The central bank has a small sukuk programme backed by legislation dating back to 2004, which issues short-term paper to help Islamic banks manage their liquidity, but a wide range of tenors is not available and there are no corporate sukuk.
The proposal comes after a report by the Malaysia-based Islamic Financial Services Board (IFSB) highlighted the need to develop sharia-compliant funding instruments such as sukuk in the south Asian country.
The IFSB report said a sharia-compliant lender of last resort facility and an Islamic deposit insurance should be developed in Bangladesh to support an Islamic finance industry which has doubled in size in the past four years.
The central bank is currently developing a lender of last resort framework for the entire banking sector which is expected by December of this year, with a sharia-compliant equivalent to be developed afterwards, Asaduzzaman said.
Islamic deposit insurance, however, was not under consideration with Islamic banks currently covered under the existing scheme managed by the central bank, he added.
The IFSB lists Bangladesh as one of a handful of countries where Islamic banking has systemic importance, an industry which follows religious principles such as a ban on interest and monetary speculation.

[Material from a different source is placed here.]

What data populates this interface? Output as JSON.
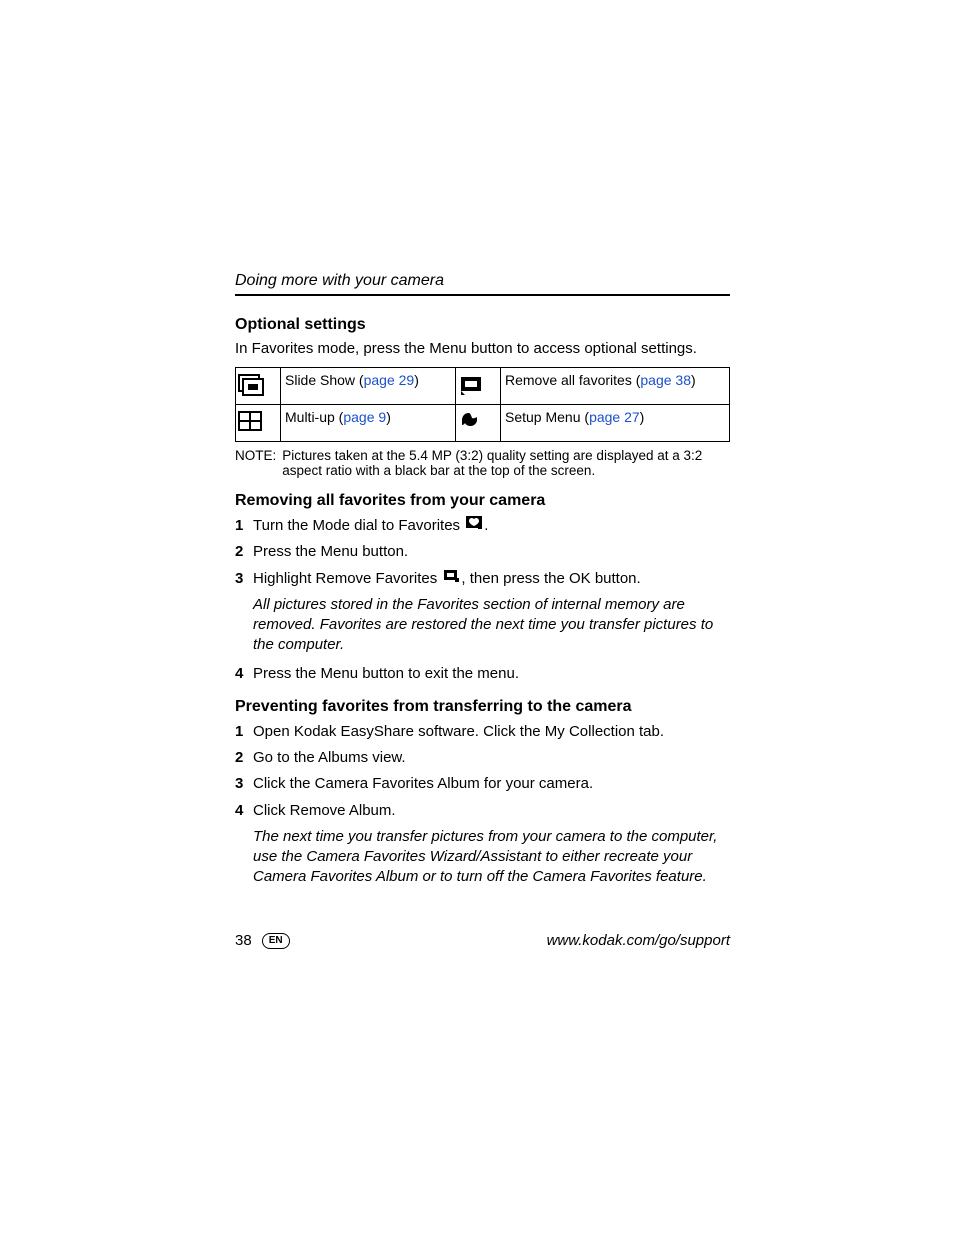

The country was gripped by political turmoil leading up to an election in January, with economic growth expected to slow to less than 6 percent in the financial year. In the previous year, the economy grew by 6 percent. (Editing by Kim Coghill)